The pioneering officer behind Kingston Police’s social media revolution has left the force, and has spoken about the journey, some of his highlights and what comes next.

In 2015, Seb Ellis went to see his borough commander, Glenn Tunstall, with a set of ideas to put the police social media presence to better use.

Seb said: “I saw it was being used as a broadcast channel. We were sending out information but people were contacting us and not getting a reply. We needed to introduce two-way communication.

“At the time, there were some really good stories about officers, but nobody was hearing about them. I thought we needed to humanise our social media; it was a huge opportunity.

“I also wanted to get rid of the jargon and just use normal language.”

Now, Kingston Police Facebook posts reach 1.5million people a week and the page is ‘liked’ by more than 70,000 people.

Seb has trained four other forces and most London boroughs in social media strategy, and received a Commander’s Commendation for his work.

Kingston Police was the first to stream a 999 call live on Facebook, and broke ground in a number of ways.

A humorous letter to Tracey Dyke asking her to hand herself in went viral around the world and led to her arrest on burglary charges, but also led to more than 20 official complaints from the public.

He said: “I think my highlight was going on Britain’s Got Talent with [PC Dan Graham]. That came about after we did a few videos of him dancing that went viral.

“One way it’s really helped is with missing people. There was one case where somebody saw one of our appeals on their phone on the bus, and they were actually sitting next to the missing person.

“In terms of cuts and other things the police are going through, that shows how powerful and useful to them social media can be in harnessing the power of the public.”

Seb joined the police in 2007, initially being posted to Wandsworth, and joined Kingston in 2010.

His last day was Tuesday, August 15.

“It was a bit of a surreal feeling after 10 years, going in knowing it was my last day. It wasn’t something I was looking forward to, to be honest,” he said.

“I have really enjoyed it. It's definitely shaped me – seeing some of the things that I've seen. Some of those things have been horrible, but there's also been a lot of stuff that's hugely rewarding. There have been a lot of ups and downs.”

Now, he is going to spend time on the business he set up two years ago.

He said: “The business started growing and growing. A year ago, I went part time at the police to put more time into it and now I need to do it full time.

“I'd really like to thank the local, national and worldwide public for their support throughout our social media journey. To go from reaching zero to 1.5million people per week on Facebook in two years was all down to them.
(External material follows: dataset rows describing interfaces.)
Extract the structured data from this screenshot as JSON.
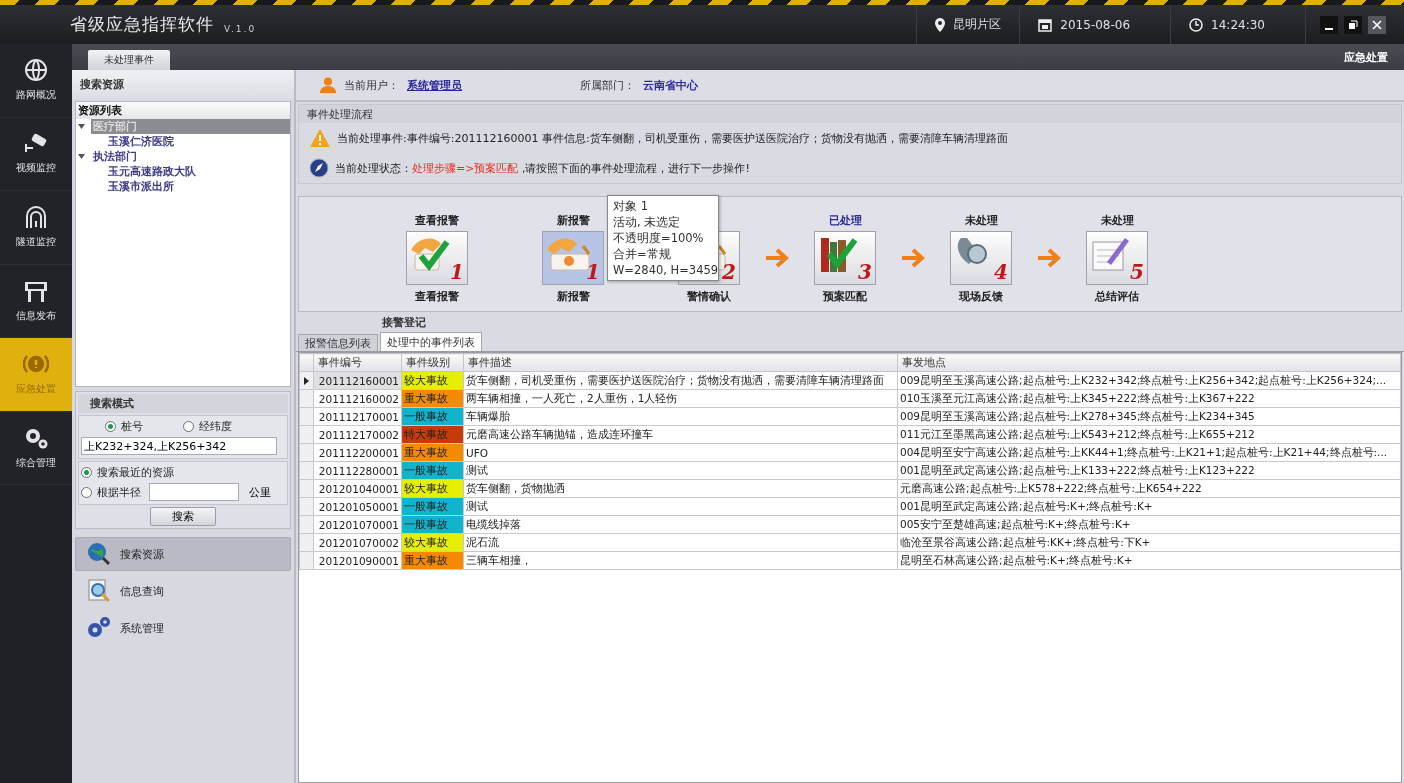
{
  "window": {
    "title": "省级应急指挥软件",
    "version": "V.1.0",
    "region": "昆明片区",
    "date": "2015-08-06",
    "time": "14:24:30"
  },
  "nav": [
    {
      "label": "路网概况",
      "kind": "globe",
      "selected": false
    },
    {
      "label": "视频监控",
      "kind": "camera",
      "selected": false
    },
    {
      "label": "隧道监控",
      "kind": "tunnel",
      "selected": false
    },
    {
      "label": "信息发布",
      "kind": "sign",
      "selected": false
    },
    {
      "label": "应急处置",
      "kind": "alert",
      "selected": true
    },
    {
      "label": "综合管理",
      "kind": "gears",
      "selected": false
    }
  ],
  "top_tabs": [
    {
      "label": "未处理事件",
      "selected": true
    }
  ],
  "module_title": "应急处置",
  "left_panel": {
    "title": "搜索资源",
    "tree_title": "资源列表",
    "tree": [
      {
        "label": "医疗部门",
        "expanded": true,
        "selected": true,
        "children": [
          {
            "label": "玉溪仁济医院",
            "selected": false
          }
        ]
      },
      {
        "label": "执法部门",
        "expanded": true,
        "selected": false,
        "children": [
          {
            "label": "玉元高速路政大队",
            "selected": false
          },
          {
            "label": "玉溪市派出所",
            "selected": false
          }
        ]
      }
    ],
    "search_mode": {
      "title": "搜索模式",
      "mode_options": [
        {
          "label": "桩号",
          "selected": true
        },
        {
          "label": "经纬度",
          "selected": false
        }
      ],
      "position_value": "上K232+324,上K256+342",
      "range_options": [
        {
          "label": "搜索最近的资源",
          "selected": true
        },
        {
          "label": "根据半径",
          "selected": false
        }
      ],
      "unit": "公里",
      "button": "搜索"
    },
    "actions": [
      {
        "label": "搜索资源",
        "kind": "globe",
        "selected": true
      },
      {
        "label": "信息查询",
        "kind": "document",
        "selected": false
      },
      {
        "label": "系统管理",
        "kind": "gears",
        "selected": false
      }
    ]
  },
  "user_bar": {
    "user_label": "当前用户：",
    "user": "系统管理员",
    "dept_label": "所属部门：",
    "dept": "云南省中心"
  },
  "process": {
    "title": "事件处理流程",
    "event_prefix": "当前处理事件:事件编号:201112160001  事件信息:货车侧翻，司机受重伤，需要医护送医院治疗；货物没有抛洒，需要清障车辆清理路面",
    "status_label": "当前处理状态：",
    "status_value": "处理步骤=>预案匹配",
    "status_suffix": " ,请按照下面的事件处理流程，进行下一步操作!"
  },
  "steps": [
    {
      "top": "查看报警",
      "bottom": "查看报警",
      "number": "1",
      "kind": "phone-check",
      "highlighted": false,
      "selected": false
    },
    {
      "top": "新报警",
      "bottom": "新报警",
      "number": "1",
      "kind": "phone",
      "arrow_before": false,
      "highlighted": false,
      "selected": true
    },
    {
      "bottom": "警情确认",
      "number": "2",
      "kind": "phone",
      "selected": false
    },
    {
      "top": "已处理",
      "bottom": "预案匹配",
      "number": "3",
      "kind": "books",
      "arrow_before": true,
      "highlighted": true,
      "selected": false
    },
    {
      "top": "未处理",
      "bottom": "现场反馈",
      "number": "4",
      "kind": "handset",
      "arrow_before": true,
      "highlighted": false,
      "selected": false
    },
    {
      "top": "未处理",
      "bottom": "总结评估",
      "number": "5",
      "kind": "notepad",
      "arrow_before": true,
      "highlighted": false,
      "selected": false
    }
  ],
  "tooltip": {
    "lines": [
      "对象 1",
      "活动, 未选定",
      "不透明度=100%",
      "合并=常规",
      "W=2840, H=3459"
    ]
  },
  "flow_caption": "接警登记",
  "list_tabs": [
    {
      "label": "报警信息列表",
      "selected": false
    },
    {
      "label": "处理中的事件列表",
      "selected": true
    }
  ],
  "table": {
    "columns": [
      "事件编号",
      "事件级别",
      "事件描述",
      "事发地点"
    ],
    "rows": [
      {
        "id": "201112160001",
        "level": "较大事故",
        "color": "#e5f000",
        "desc": "货车侧翻，司机受重伤，需要医护送医院治疗；货物没有抛洒，需要清障车辆清理路面",
        "place": "009昆明至玉溪高速公路;起点桩号:上K232+342;终点桩号:上K256+342;起点桩号:上K256+324;...",
        "selected": true
      },
      {
        "id": "201112160002",
        "level": "重大事故",
        "color": "#f58a00",
        "desc": "两车辆相撞，一人死亡，2人重伤，1人轻伤",
        "place": "010玉溪至元江高速公路;起点桩号:上K345+222;终点桩号:上K367+222",
        "selected": false
      },
      {
        "id": "201112170001",
        "level": "一般事故",
        "color": "#12b4cc",
        "desc": "车辆爆胎",
        "place": "009昆明至玉溪高速公路;起点桩号:上K278+345;终点桩号:上K234+345",
        "selected": false
      },
      {
        "id": "201112170002",
        "level": "特大事故",
        "color": "#c73a0a",
        "desc": "元磨高速公路车辆抛锚，造成连环撞车",
        "place": "011元江至墨黑高速公路;起点桩号:上K543+212;终点桩号:上K655+212",
        "selected": false
      },
      {
        "id": "201112200001",
        "level": "重大事故",
        "color": "#f58a00",
        "desc": "UFO",
        "place": "004昆明至安宁高速公路;起点桩号:上KK44+1;终点桩号:上K21+1;起点桩号:上K21+44;终点桩号:...",
        "selected": false
      },
      {
        "id": "201112280001",
        "level": "一般事故",
        "color": "#12b4cc",
        "desc": "测试",
        "place": "001昆明至武定高速公路;起点桩号:上K133+222;终点桩号:上K123+222",
        "selected": false
      },
      {
        "id": "201201040001",
        "level": "较大事故",
        "color": "#e5f000",
        "desc": "货车侧翻，货物抛洒",
        "place": "元磨高速公路;起点桩号:上K578+222;终点桩号:上K654+222",
        "selected": false
      },
      {
        "id": "201201050001",
        "level": "一般事故",
        "color": "#12b4cc",
        "desc": "测试",
        "place": "001昆明至武定高速公路;起点桩号:K+;终点桩号:K+",
        "selected": false
      },
      {
        "id": "201201070001",
        "level": "一般事故",
        "color": "#12b4cc",
        "desc": "电缆线掉落",
        "place": "005安宁至楚雄高速;起点桩号:K+;终点桩号:K+",
        "selected": false
      },
      {
        "id": "201201070002",
        "level": "较大事故",
        "color": "#e5f000",
        "desc": "泥石流",
        "place": "临沧至景谷高速公路;起点桩号:KK+;终点桩号:下K+",
        "selected": false
      },
      {
        "id": "201201090001",
        "level": "重大事故",
        "color": "#f58a00",
        "desc": "三辆车相撞，",
        "place": "昆明至石林高速公路;起点桩号:K+;终点桩号:K+",
        "selected": false
      }
    ]
  }
}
“We couldn't have done it without the shares, comments and likes. I really appreciated the support and will always remember it.”